■ REQUIRED WORK: Copy each entry below exactly as it appears.

■ DATA LISTING:
──────────

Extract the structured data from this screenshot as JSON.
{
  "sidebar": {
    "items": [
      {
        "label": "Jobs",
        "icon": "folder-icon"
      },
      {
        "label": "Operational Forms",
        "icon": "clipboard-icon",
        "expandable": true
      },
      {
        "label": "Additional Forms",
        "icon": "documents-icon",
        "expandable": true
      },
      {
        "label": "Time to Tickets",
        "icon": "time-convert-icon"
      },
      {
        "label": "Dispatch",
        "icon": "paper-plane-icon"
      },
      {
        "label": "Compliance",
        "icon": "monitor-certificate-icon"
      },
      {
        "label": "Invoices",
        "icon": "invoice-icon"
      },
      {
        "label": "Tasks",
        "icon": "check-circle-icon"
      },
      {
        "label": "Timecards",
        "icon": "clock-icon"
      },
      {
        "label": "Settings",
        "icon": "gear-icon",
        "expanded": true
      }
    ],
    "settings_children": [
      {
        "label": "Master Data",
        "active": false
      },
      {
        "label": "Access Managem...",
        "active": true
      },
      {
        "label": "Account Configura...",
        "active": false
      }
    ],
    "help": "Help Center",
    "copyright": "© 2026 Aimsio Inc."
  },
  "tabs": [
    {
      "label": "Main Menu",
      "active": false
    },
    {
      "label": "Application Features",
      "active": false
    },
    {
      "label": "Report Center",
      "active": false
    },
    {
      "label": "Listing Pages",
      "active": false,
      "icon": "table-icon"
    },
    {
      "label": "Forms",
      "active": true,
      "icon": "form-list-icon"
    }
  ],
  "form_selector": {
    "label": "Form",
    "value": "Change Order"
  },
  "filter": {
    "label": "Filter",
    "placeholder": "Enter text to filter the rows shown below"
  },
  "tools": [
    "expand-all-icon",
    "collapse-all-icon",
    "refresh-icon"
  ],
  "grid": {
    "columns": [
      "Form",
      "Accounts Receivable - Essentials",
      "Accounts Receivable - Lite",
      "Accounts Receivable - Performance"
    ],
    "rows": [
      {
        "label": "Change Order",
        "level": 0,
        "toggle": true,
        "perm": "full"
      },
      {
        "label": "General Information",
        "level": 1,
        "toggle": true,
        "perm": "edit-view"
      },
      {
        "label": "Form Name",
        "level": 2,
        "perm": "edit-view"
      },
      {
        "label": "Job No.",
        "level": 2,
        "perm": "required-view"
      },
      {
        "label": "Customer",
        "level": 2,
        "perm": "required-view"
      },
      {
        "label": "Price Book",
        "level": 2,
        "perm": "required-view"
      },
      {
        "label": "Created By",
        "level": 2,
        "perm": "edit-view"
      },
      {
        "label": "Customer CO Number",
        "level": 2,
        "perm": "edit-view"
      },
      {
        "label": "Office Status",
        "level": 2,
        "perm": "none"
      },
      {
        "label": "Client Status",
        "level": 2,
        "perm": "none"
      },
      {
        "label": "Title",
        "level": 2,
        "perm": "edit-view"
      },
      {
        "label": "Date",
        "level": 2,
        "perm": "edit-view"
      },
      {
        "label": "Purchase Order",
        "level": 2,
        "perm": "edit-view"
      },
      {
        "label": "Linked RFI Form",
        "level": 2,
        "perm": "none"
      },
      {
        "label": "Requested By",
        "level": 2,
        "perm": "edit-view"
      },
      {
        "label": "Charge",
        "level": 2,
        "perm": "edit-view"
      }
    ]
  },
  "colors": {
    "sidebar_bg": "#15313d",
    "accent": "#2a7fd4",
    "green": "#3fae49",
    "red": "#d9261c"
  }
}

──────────

■ WRITTEN RESPONSE:
Extract the structured data from this screenshot as JSON.
{
  "sidebar": {
    "items": [
      {
        "label": "Jobs",
        "icon": "folder-icon"
      },
      {
        "label": "Operational Forms",
        "icon": "clipboard-icon",
        "expandable": true
      },
      {
        "label": "Additional Forms",
        "icon": "documents-icon",
        "expandable": true
      },
      {
        "label": "Time to Tickets",
        "icon": "time-convert-icon"
      },
      {
        "label": "Dispatch",
        "icon": "paper-plane-icon"
      },
      {
        "label": "Compliance",
        "icon": "monitor-certificate-icon"
      },
      {
        "label": "Invoices",
        "icon": "invoice-icon"
      },
      {
        "label": "Tasks",
        "icon": "check-circle-icon"
      },
      {
        "label": "Timecards",
        "icon": "clock-icon"
      },
      {
        "label": "Settings",
        "icon": "gear-icon",
        "expanded": true
      }
    ],
    "settings_children": [
      {
        "label": "Master Data",
        "active": false
      },
      {
        "label": "Access Managem...",
        "active": true
      },
      {
        "label": "Account Configura...",
        "active": false
      }
    ],
    "help": "Help Center",
    "copyright": "© 2026 Aimsio Inc."
  },
  "tabs": [
    {
      "label": "Main Menu",
      "active": false
    },
    {
      "label": "Application Features",
      "active": false
    },
    {
      "label": "Report Center",
      "active": false
    },
    {
      "label": "Listing Pages",
      "active": false,
      "icon": "table-icon"
    },
    {
      "label": "Forms",
      "active": true,
      "icon": "form-list-icon"
    }
  ],
  "form_selector": {
    "label": "Form",
    "value": "Change Order"
  },
  "filter": {
    "label": "Filter",
    "placeholder": "Enter text to filter the rows shown below"
  },
  "tools": [
    "expand-all-icon",
    "collapse-all-icon",
    "refresh-icon"
  ],
  "grid": {
    "columns": [
      "Form",
      "Accounts Receivable - Essentials",
      "Accounts Receivable - Lite",
      "Accounts Receivable - Performance"
    ],
    "rows": [
      {
        "label": "Change Order",
        "level": 0,
        "toggle": true,
        "perm": "full"
      },
      {
        "label": "General Information",
        "level": 1,
        "toggle": true,
        "perm": "edit-view"
      },
      {
        "label": "Form Name",
        "level": 2,
        "perm": "edit-view"
      },
      {
        "label": "Job No.",
        "level": 2,
        "perm": "required-view"
      },
      {
        "label": "Customer",
        "level": 2,
        "perm": "required-view"
      },
      {
        "label": "Price Book",
        "level": 2,
        "perm": "required-view"
      },
      {
        "label": "Created By",
        "level": 2,
        "perm": "edit-view"
      },
      {
        "label": "Customer CO Number",
        "level": 2,
        "perm": "edit-view"
      },
      {
        "label": "Office Status",
        "level": 2,
        "perm": "none"
      },
      {
        "label": "Client Status",
        "level": 2,
        "perm": "none"
      },
      {
        "label": "Title",
        "level": 2,
        "perm": "edit-view"
      },
      {
        "label": "Date",
        "level": 2,
        "perm": "edit-view"
      },
      {
        "label": "Purchase Order",
        "level": 2,
        "perm": "edit-view"
      },
      {
        "label": "Linked RFI Form",
        "level": 2,
        "perm": "none"
      },
      {
        "label": "Requested By",
        "level": 2,
        "perm": "edit-view"
      },
      {
        "label": "Charge",
        "level": 2,
        "perm": "edit-view"
      }
    ]
  },
  "colors": {
    "sidebar_bg": "#15313d",
    "accent": "#2a7fd4",
    "green": "#3fae49",
    "red": "#d9261c"
  }
}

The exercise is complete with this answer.